The study, "Shared Rules of Development Predict Patterns of Evolution in Vertebrate Segmentation," was published in the research journal Nature Communications on April 1, 2015. UMass Dartmouth's Benjamin Winslow, PhD, and Endeavor Scholar and Biology student Sowmya Takkellapati are co-authors on the study.
The study uses experimental results in avians and comparative analysis of more than 1,200 mammal, avian and reptile species to offer potential insight into a universal design principle.
"In all these species, very different parts of the skeleton, such as fingers, teeth, limbs or vertebrae, evolve variations in size proportions in the same way—even with clearly different genes involved," Kavanagh said. "This essential similarity among diverse structures seems to be a result of species using a similar style of developing skeletal segments in sequence as an embryo."
The results suggest that skeletons of different animals may use common self-organizing principles independent of specific genetic underpinnings.
"The signal is so strong and so widespread," Kavanagh said. "We have uncovered a law of nature."

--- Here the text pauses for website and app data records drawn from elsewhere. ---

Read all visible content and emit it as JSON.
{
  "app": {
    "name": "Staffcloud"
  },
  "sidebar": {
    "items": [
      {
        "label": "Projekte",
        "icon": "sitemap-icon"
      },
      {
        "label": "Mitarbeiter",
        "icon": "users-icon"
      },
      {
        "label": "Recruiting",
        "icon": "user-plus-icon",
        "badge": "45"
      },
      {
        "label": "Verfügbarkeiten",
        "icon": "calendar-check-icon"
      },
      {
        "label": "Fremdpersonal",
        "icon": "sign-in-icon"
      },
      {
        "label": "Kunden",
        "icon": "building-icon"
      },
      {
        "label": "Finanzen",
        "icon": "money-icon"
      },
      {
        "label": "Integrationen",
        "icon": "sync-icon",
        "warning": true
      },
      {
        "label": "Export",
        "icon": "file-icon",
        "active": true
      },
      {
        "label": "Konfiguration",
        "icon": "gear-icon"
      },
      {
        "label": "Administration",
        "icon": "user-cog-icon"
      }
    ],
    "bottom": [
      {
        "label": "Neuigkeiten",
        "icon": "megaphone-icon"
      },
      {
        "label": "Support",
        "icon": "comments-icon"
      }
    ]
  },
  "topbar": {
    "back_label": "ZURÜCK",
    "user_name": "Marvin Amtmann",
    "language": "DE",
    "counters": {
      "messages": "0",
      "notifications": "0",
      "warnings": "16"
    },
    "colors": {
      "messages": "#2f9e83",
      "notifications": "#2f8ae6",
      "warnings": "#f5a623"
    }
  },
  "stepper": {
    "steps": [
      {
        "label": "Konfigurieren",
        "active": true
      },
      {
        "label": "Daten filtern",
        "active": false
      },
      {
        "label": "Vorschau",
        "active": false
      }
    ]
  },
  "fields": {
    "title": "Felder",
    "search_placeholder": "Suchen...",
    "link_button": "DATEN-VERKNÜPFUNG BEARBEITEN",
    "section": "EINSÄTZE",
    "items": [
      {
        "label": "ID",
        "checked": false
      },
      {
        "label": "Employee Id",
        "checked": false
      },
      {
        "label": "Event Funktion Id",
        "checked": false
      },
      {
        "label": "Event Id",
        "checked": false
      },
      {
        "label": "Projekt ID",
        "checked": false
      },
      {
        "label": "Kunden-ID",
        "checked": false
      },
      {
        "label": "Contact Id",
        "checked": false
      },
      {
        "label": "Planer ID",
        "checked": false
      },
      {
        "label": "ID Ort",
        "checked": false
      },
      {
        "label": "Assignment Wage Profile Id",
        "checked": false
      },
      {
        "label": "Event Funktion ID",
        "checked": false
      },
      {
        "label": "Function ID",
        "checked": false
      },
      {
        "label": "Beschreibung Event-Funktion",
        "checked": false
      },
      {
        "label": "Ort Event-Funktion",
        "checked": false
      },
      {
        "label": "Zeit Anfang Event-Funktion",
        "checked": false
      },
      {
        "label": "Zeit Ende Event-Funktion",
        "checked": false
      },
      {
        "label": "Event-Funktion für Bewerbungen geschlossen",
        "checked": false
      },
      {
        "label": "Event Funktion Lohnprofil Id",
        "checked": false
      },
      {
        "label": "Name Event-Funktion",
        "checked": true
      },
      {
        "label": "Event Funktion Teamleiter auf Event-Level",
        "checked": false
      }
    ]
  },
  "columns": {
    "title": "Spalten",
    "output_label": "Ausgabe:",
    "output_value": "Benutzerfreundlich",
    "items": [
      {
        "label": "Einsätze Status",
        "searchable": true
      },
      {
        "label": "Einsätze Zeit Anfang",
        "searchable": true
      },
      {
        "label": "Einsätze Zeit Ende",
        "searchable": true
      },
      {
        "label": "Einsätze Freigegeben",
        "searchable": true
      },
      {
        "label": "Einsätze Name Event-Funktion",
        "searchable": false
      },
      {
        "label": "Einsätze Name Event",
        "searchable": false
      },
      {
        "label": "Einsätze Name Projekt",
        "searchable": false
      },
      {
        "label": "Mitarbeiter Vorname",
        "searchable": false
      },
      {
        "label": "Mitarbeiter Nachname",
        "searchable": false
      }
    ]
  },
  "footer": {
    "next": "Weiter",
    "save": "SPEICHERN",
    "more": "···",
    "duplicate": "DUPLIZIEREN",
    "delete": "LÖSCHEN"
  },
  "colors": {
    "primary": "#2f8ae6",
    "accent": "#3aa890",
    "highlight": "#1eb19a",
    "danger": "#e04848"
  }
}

The collaborative study finds that developmental programs governing segmentation create particular size variations that channel evolution in highly predictable ways.
"These results are exciting because they show that structures we think of as having much different evolutionary and developmental origins may utilize a similar inherited genetic 'logic," which in turn appears to have a direct and measurable impact on how they can vary and evolve," Young said.
Numerous biology textbooks display a figure that contrasts the homology of segmented structures with dramatic evolved differences in their proportions and associated functions. Although these contrasts are known to have their roots in genetic patterning events shared from birds to mice, neither a universal rule linking the mode of development across different structures nor a mechanism for how this might impact how they evolve has been previously identified.
Most notably, the UMass Dartmouth and UCSF study highlights that middle segments in a variety of species are consistently a third of the total size, while the first and last segments are highly variable and trade off in their proportions. According to the researchers, this pattern is consistent with predictions of a simple activator-inhibitor system.
Moreover, while past research offers insight into how segments of the skeleton form in different species, UMass Dartmouth and UCSF demonstrate that the effect of these early developmental patterning events are crucial to the generation and patterning of size and proportions, which has implications for the etiology of disease processes.
This developmental design rule has a number of new and important implications. This study provides crucial experimental and comparative evidence for a shared developmental "logic" and demonstrates the utility of high-level modeling independent of molecular identity. It provides a developmental explanation for why skeletons of different species evolve the way they do that may operate independent of function. The study also shows how simple rules of animal design may be reused in a range of structures to produce diverse outcomes.
The results of the study show how outcomes from comparative and experimental data are informative of the kinds of developmental interactions that are possible, providing explicit predictions that will help inform future models of development and evolution. The research provides a potential common framework for a variety of developmental contexts to predicting both short-term responses to selection in population-level variation and long-term evolutionary patterns in a diverse set of species.